Talk, no matter how well intentioned, can reach a stage of uselessness—as far as we are concerned, that is. But most of us, for one reason or another, cannot (or will not) acknowledge this. Because of the real or perceived legitimacy of the argument, and/or because of our own personal attachment, we talk on.
This verse in Job points out what should be obvious to us, were we not so invested in the person to whom we are speaking and the benevolence of our motives: There is only so much to be said to some people; and it is possible to move beyond compassionate love and courage of conviction, to possessiveness and a play for vindication. After awhile, we find ourselves saying the same things, just louder and more caustically. As women, it is easy to fall into this trap with husbands and older children. We may question their judgments or choices, but until they are willing to question themselves, our constant nagging is nothing more than “unprofitable talk” that does neither them nor us any good.

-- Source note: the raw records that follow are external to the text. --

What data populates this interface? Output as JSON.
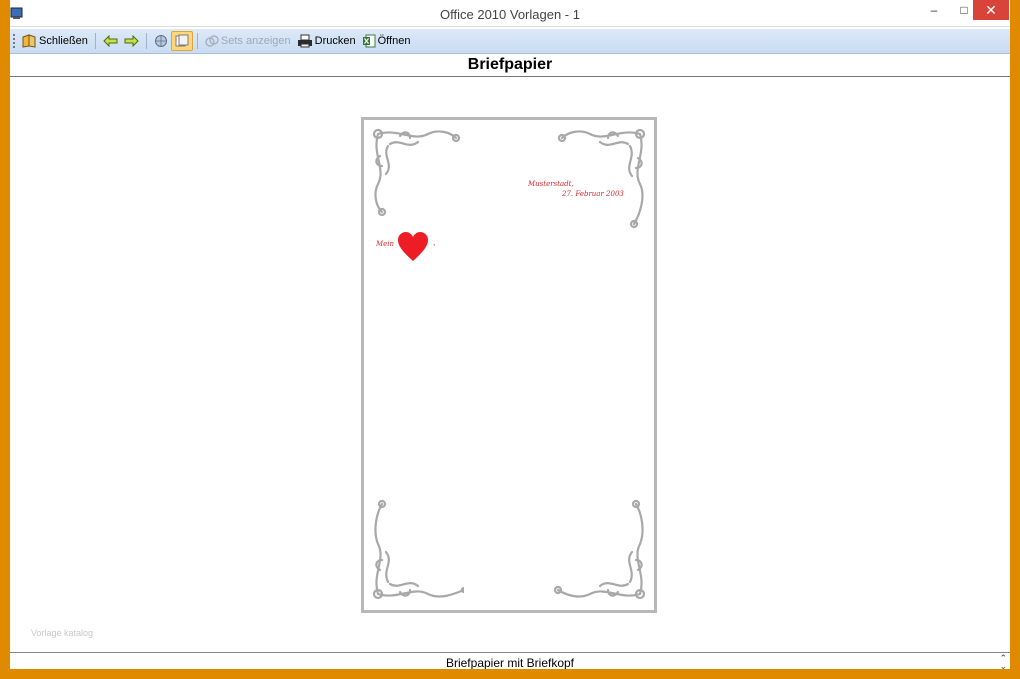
{
  "window": {
    "title": "Office 2010 Vorlagen - 1",
    "minimize_label": "–",
    "maximize_label": "□",
    "close_label": "✕"
  },
  "toolbar": {
    "close_label": "Schließen",
    "back_icon": "back-arrow-icon",
    "forward_icon": "forward-arrow-icon",
    "sets_label": "Sets anzeigen",
    "print_label": "Drucken",
    "open_label": "Öffnen"
  },
  "header": {
    "title": "Briefpapier"
  },
  "document": {
    "place": "Musterstadt,",
    "date": "27. Februar 2003",
    "greeting": "Mein",
    "comma": ","
  },
  "watermark": "Vorlage katalog",
  "status": {
    "text": "Briefpapier mit Briefkopf"
  },
  "colors": {
    "accent_red": "#d8282a",
    "frame": "#e08a00",
    "toolbar": "#dce9f8"
  }
}
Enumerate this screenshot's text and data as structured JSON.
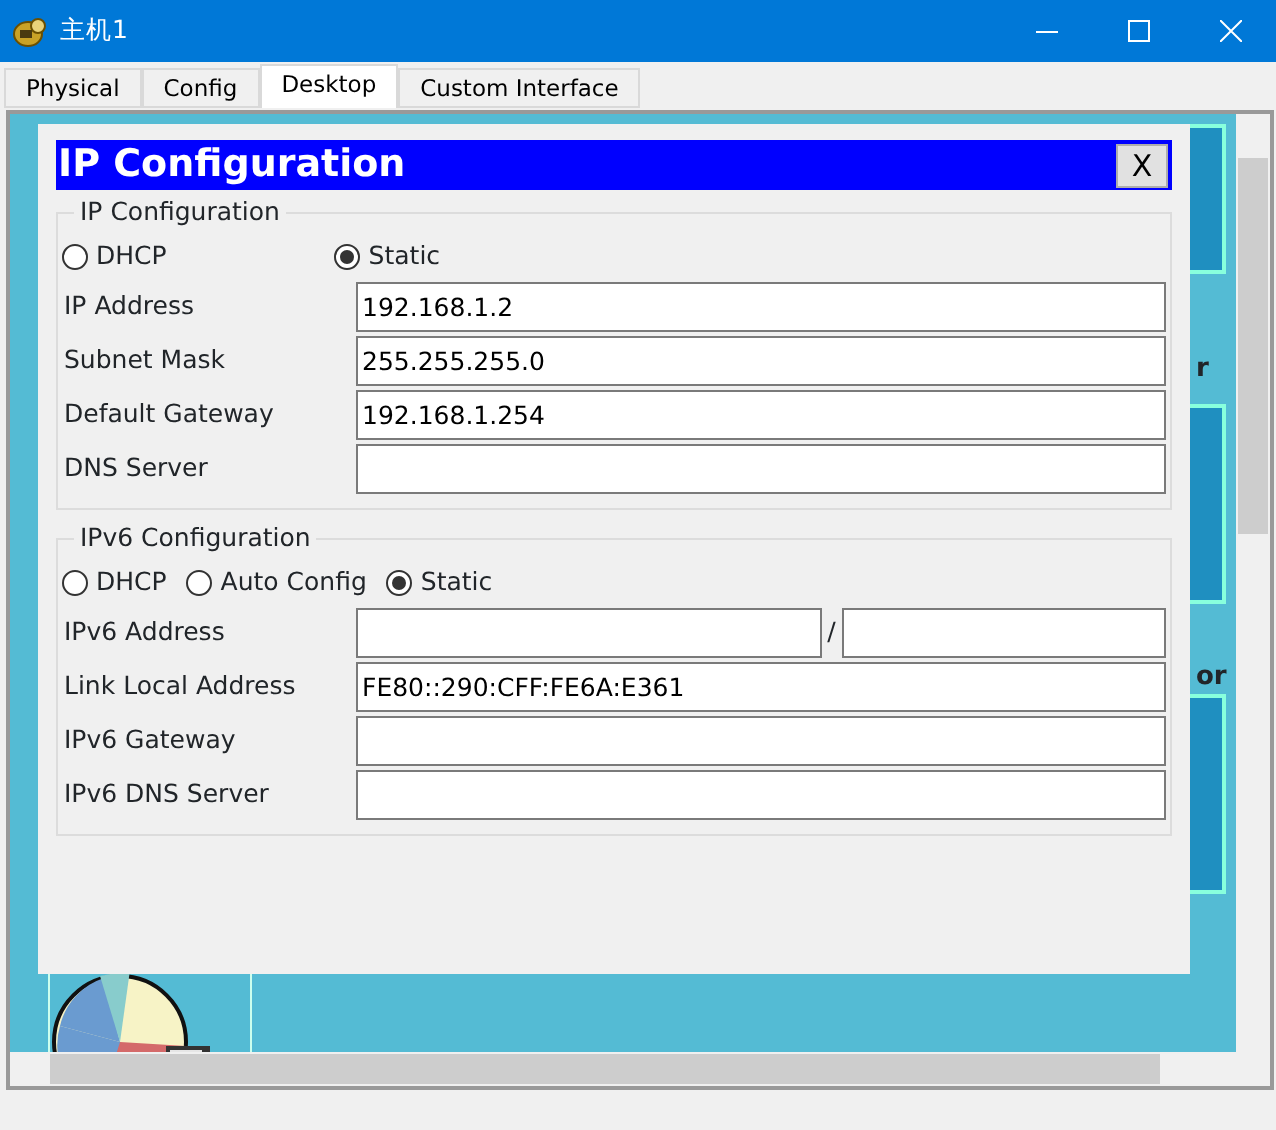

As you get older, you realize you must choose your battles carefully. We only have so much energy and breath to expend, and none of us want to end up in the ignominious position of someone who is just beating the air (1 Cor. 9:26). Worthy battles are always worth fighting, even to the last breath; but sometimes, we need to change the field of battle. There comes a time when we must put on our armor and face the real enemy in the real battle, on the plains of prayer (Eph. 6:11-18).
The true secret of giving advice is, after you have honestly given it, to be perfectly indifferent whether it is taken or not, and never persist in trying to set people right. ------ Hannah Whitall Smith